A Harvard graduate, Bingaman will oversee development of policy and legislation for the new administration.

Teresa Casados was appointed as Lujan Grisham's chief operating officer. She is currently the director of senior services at Santa Fe County.

Commission Adopts Master Plan For Rio Grande Trail - Associated Press

A master plan that charts out the next steps for developing a 500-mile trail along the Rio Grande from one end of New Mexico to the other has been adopted.

State officials announced Monday that the Rio Grande Trail Commission signed off on the plan.

Aside from identifying partnerships to make the trail a reality, the document summarizes existing and proposed trail alignments.

The plan has been in the works for the past two years and is the result of community meetings and comments from state agencies, municipalities that stand to benefit from increased visitation and outdoor advocacy groups.

With its diverse scenery, supporters say the Rio Grande Trail has the potential to make the list of the country's more famous long-distance routes, such as the Appalachian Trail and the Continental Divide Trail.

Police Confirm Bodies Are Those Of Missing New Mexico Teens - Albuquerque Journal, Associated Press

New Mexico authorities have confirmed that two bodies found in Sandoval County are those of two teenagers who had been reported missing in mid-December.

Sheriff's spokesman Lt. Keith Elder announced Monday that 15-year-old Collin Romero and 14-year-old Ahmed Lateef were found buried in a remote area west of Rio Rancho.

The two were reported missing Dec. 17 after one of their mothers reported a video on social media showed them bloodied and beaten.

Investigators with the Albuquerque Police Department had said they believed the teens were involved in a drug deal that may have gone bad.

The Albuquerque Journal reports that Sandoval County deputies found clothing that contained evidence of a violent crime and began to investigate along with State Police. That led to the bodies.

The cause of death remains under investigation.

New Mexico Approves Permit Change For Nuclear Repository  - Albuquerque Journal, Associated Press

New Mexico environmental regulators have approved a permit change that could ultimately allow for more waste to be placed at the U.S. government's only underground nuclear waste repository.

The state Environment Department approved the change Dec. 21. It had been requested months ago by the U.S. Energy Department and the contractor that operates the southern New Mexico facility.

The Albuquerque Journal reports the approval came just days before Gov. Susana Martinez leaves office. Watchdog groups have accused the administration of rushing a decision and they plan to appeal.

The permit modification changes the way the volume of waste is calculated. Specifically, it excludes the empty space inside waste packaging containers.

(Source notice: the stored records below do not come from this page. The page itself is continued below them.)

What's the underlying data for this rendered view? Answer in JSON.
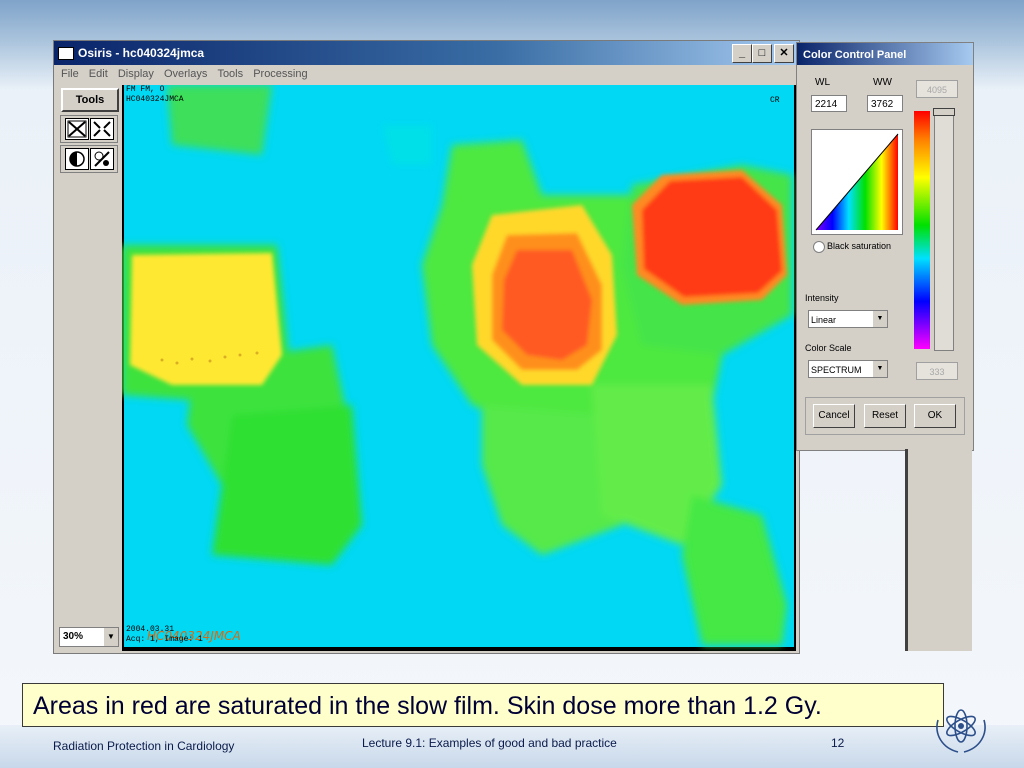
{
  "window": {
    "title": "Osiris - hc040324jmca",
    "menu": [
      "File",
      "Edit",
      "Display",
      "Overlays",
      "Tools",
      "Processing"
    ],
    "minimize": "_",
    "maximize": "□",
    "close": "✕"
  },
  "left_panel": {
    "tools_label": "Tools",
    "zoom_value": "30%",
    "icons": [
      "fit-icon",
      "zoom-icon",
      "contrast-icon",
      "invert-icon"
    ]
  },
  "viewer": {
    "overlay_top_left_1": "FM FM, O",
    "overlay_top_left_2": "HC040324JMCA",
    "overlay_top_right": "CR",
    "overlay_bottom_1": "2004.03.31",
    "overlay_bottom_2": "Acq: 1, Image: 1",
    "handwritten": "HC040324JMCA"
  },
  "color_panel": {
    "title": "Color Control Panel",
    "wl_label": "WL",
    "ww_label": "WW",
    "wl_value": "2214",
    "ww_value": "3762",
    "top_value": "4095",
    "bottom_value": "333",
    "black_saturation_label": "Black saturation",
    "intensity_label": "Intensity",
    "intensity_value": "Linear",
    "color_scale_label": "Color Scale",
    "color_scale_value": "SPECTRUM",
    "cancel": "Cancel",
    "reset": "Reset",
    "ok": "OK"
  },
  "caption": "Areas in red are saturated in the slow film. Skin dose more than 1.2 Gy.",
  "footer": {
    "left": "Radiation Protection in Cardiology",
    "middle": "Lecture 9.1: Examples of good and bad practice",
    "page": "12"
  },
  "colors": {
    "background": "#00e0ff",
    "saturated": "#ff3b1a",
    "mid": "#33e633",
    "yellow": "#ffee33",
    "caption_bg": "#ffffcc"
  }
}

Critics also are concerned that this could be a first step in expanding the repository's mission to hold other kinds of waste.

New Mexico Reports Spike In Flu-like Illnesses - Associated Press

The latest figures from New Mexico health officials show the death of an 8-year-old Guatemalan boy while in U.S. custody followed a spike in overall flu numbers in the state.

That spike was especially prevalent in the southern region, where the child had been detained with his father earlier this month and where he was later hospitalized.

A weekly report from the New Mexico Health Department shows that from Dec. 16 to Dec. 22, people with flu-like illnesses made up 4.5 percent of reported patient visits statewide.

The figure represented a nearly 2-point increase from the week before.

According to the most recent weekly report from the U.S. Centers for Disease Control and Prevention, New Mexico was among several states to see high activity during the period.